Accessibility links

  • Home
  • News
  • Dialogues des Carmélites: Poulenc's homage to some of opera's most famous female characters

Dialogues des Carmélites: Poulenc's homage to some of opera's most famous female characters

How iconic roles across two hundred years of operatic history inspired Poulenc's writing for the female voice.

By Rachel Beaumont (Content Producer (Web Copy))

21 May 2014 at 4.11pm | 1 Comment

Francis Poulenc took the opportunity with the nearly all-female cast for his opera Dialogues des Carmélites to pay homage to some of his favourite operatic women. We take a look at the five models that inspired his Carmelite leading ladies:

Sister Constance – inspired by Zerlina from Mozart's Don Giovanni (soubrette)
Sister Constance is the youngest nun. She is blessed with a radiant happiness, even when facing the nuns' terrible fate. Her light, agile voice has its precursor in Zerlina, Mozart's bubbly peasant girl. Though Constance would never dream of getting up to the same shenanigans as Zerlina, her exuberance and optimism make them spiritual sisters.

Mother Marie  inspired by Amneris from Verdi's Aida (mezzo-soprano)
Mother Marie is a pillar of strength in the convent community. Though shy and reserved, she is devoted to the sisters in her care and would make any sacrifice for them – when Blanche runs away it is Mother Marie who goes to find her, and attempts to keep her from harm. Verdi's jealous princess Amneris has no such kindness, but her passion and single-minded determination can be heard in the richness of Mother Marie's velvety mezzo-soprano.

Madame de Croissy  inspired by Kundry from Wagner's Parsifal (contralto)
Madame de Croissy is the Prioress of the convent when Blanche arrives. She is strict and has high expectations for her sisters, but her loving compassion becomes quickly apparent in her first interview with Blanche. However, her death at the end of Act I is filled with pain, her powerful voice groaning and railing against God's cruelty. Although Poulenc has significantly decreased the vocal range of Wagner's sorceress to represent the Prioress's old age, her mix of authority and anguish owes a clear debt to the doomed Kundry.

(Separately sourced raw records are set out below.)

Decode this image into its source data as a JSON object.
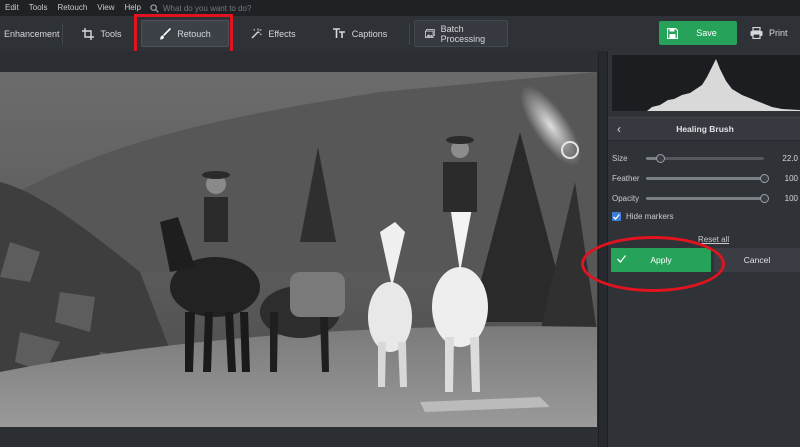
{
  "menu": {
    "items": [
      "Edit",
      "Tools",
      "Retouch",
      "View",
      "Help"
    ],
    "search_placeholder": "What do you want to do?"
  },
  "toolbar": {
    "enhancement": "Enhancement",
    "tools": "Tools",
    "retouch": "Retouch",
    "effects": "Effects",
    "captions": "Captions",
    "batch": "Batch Processing",
    "save": "Save",
    "print": "Print"
  },
  "panel": {
    "title": "Healing Brush",
    "sliders": [
      {
        "label": "Size",
        "value": "22.0",
        "level": 0.12
      },
      {
        "label": "Feather",
        "value": "100",
        "level": 1.0
      },
      {
        "label": "Opacity",
        "value": "100",
        "level": 1.0
      }
    ],
    "hide_markers": "Hide markers",
    "reset": "Reset all",
    "apply": "Apply",
    "cancel": "Cancel"
  },
  "colors": {
    "accent_green": "#27a25a",
    "highlight_red": "#e0141e",
    "checkbox_blue": "#3d7fd6"
  }
}
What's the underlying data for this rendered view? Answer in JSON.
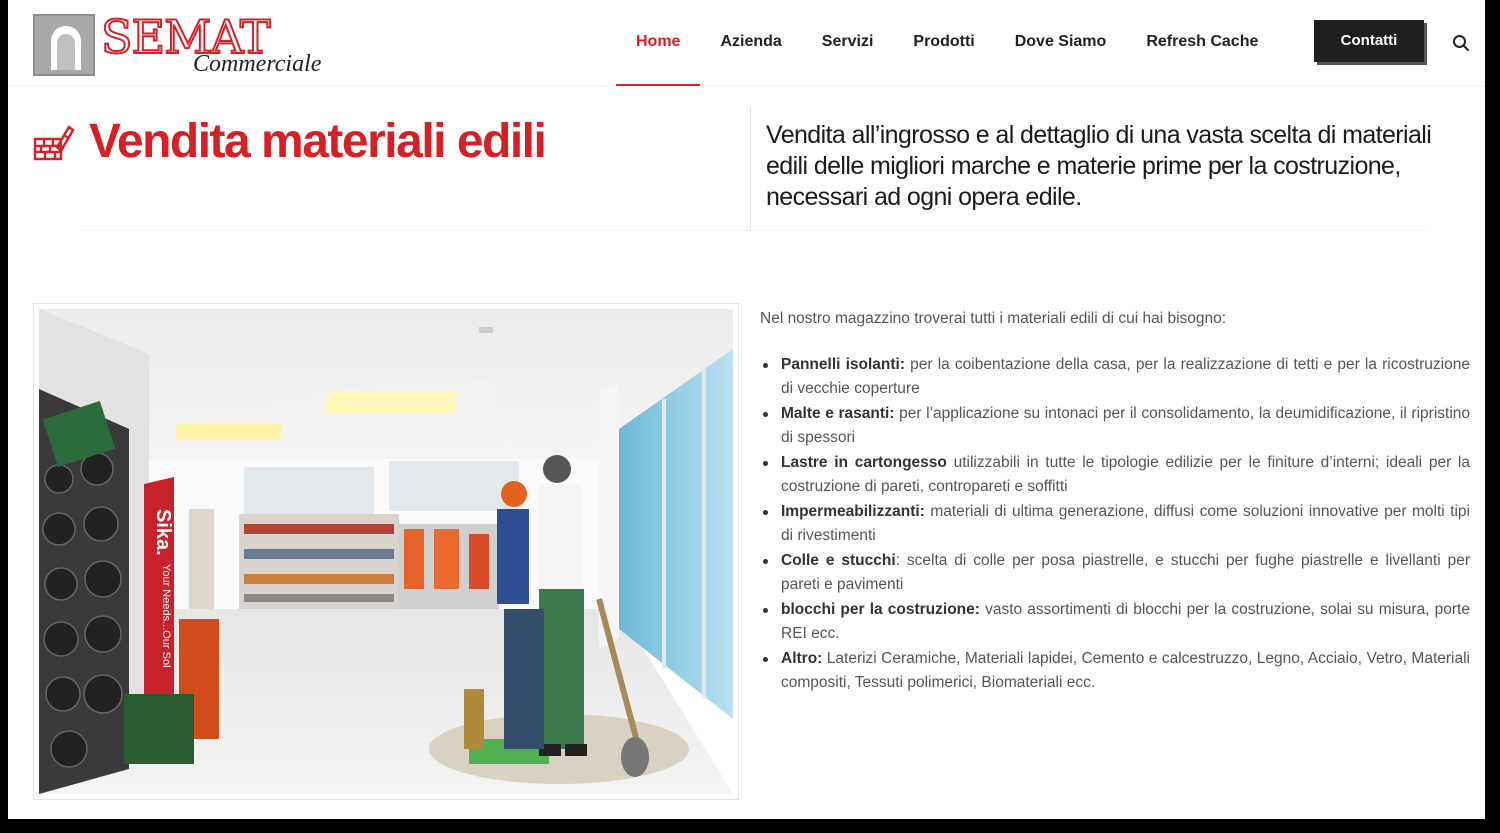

Madame Lidoine  inspired by Desdemona from Verdi's Otello (lirico spinto soprano)
Madame Lidoine is the new prioress. It is she who must guide the community of nuns when the police of the French Revolution arrest them; it is she who eventually leads them to the scaffold. Poulenc writes her music of great simplicity and beauty, instantly creating a sense of her calmness and serenity. Verdi's angelic heroine Desdemona shares Madame Lidoine's faith and goodness, and her Act IV 'Ave Maria' is directly referenced in Poulenc's own setting of the prayer for Madame Lidoine and her sisters in Act II – anticipating both women's needless and brutal deaths.

Blanche  inspired by Thaïs from Massenet's Thaïs (lyric soprano)
Poulenc's heroine Blanche is the spiritual heart of Dialogues des Carmélites. We feel her love for the old Prioress, her fear of death and her horror at the fate awaiting the community – until she finally chooses to sacrifice herself with them. Her breathless agitation throughout much of the opera recalls Massenet's writing for Thaïs in Act II of his opera, where this courtesan – so cool and controlled in the first act – suddenly realizes how vulnerable she is. Thaïs's transformation in the final act into a self-denying saint is compressed by Poulenc into a tiny, simple Gloria sung by Blanche on the scaffold, filled with grace and beauty.

Dialogues des Carmélites runs 29 May–11 June 2014. Tickets are still available.
The production, originally from De Nederlandse Opera, Amsterdam, is given with generous philanthropic support from Mrs Aline Foriel-Destezet, The Taylor Family Foundation and The Calouste Gulbenkian Foundation.

By Rachel Beaumont (Content Producer (Web Copy))

21 May 2014 at 4.11pm

This article has been categorised Opera and tagged aida, Amneris, by Robert Carsen, Desdemona, Dialogues des Carmelites, don giovanni, Francis Poulenc, Kundry, Otello, Parsifal, Production, Thaïs, Zerlina

This article has 1 comment

  1. Richard Evans responded on 24 May 2014 at 5:23pm Reply

    Thank you. Most interesting. It was a real pleasure to spend time reading and listening to your article.

Comment on this article

Your email will not be published

Website URL is optional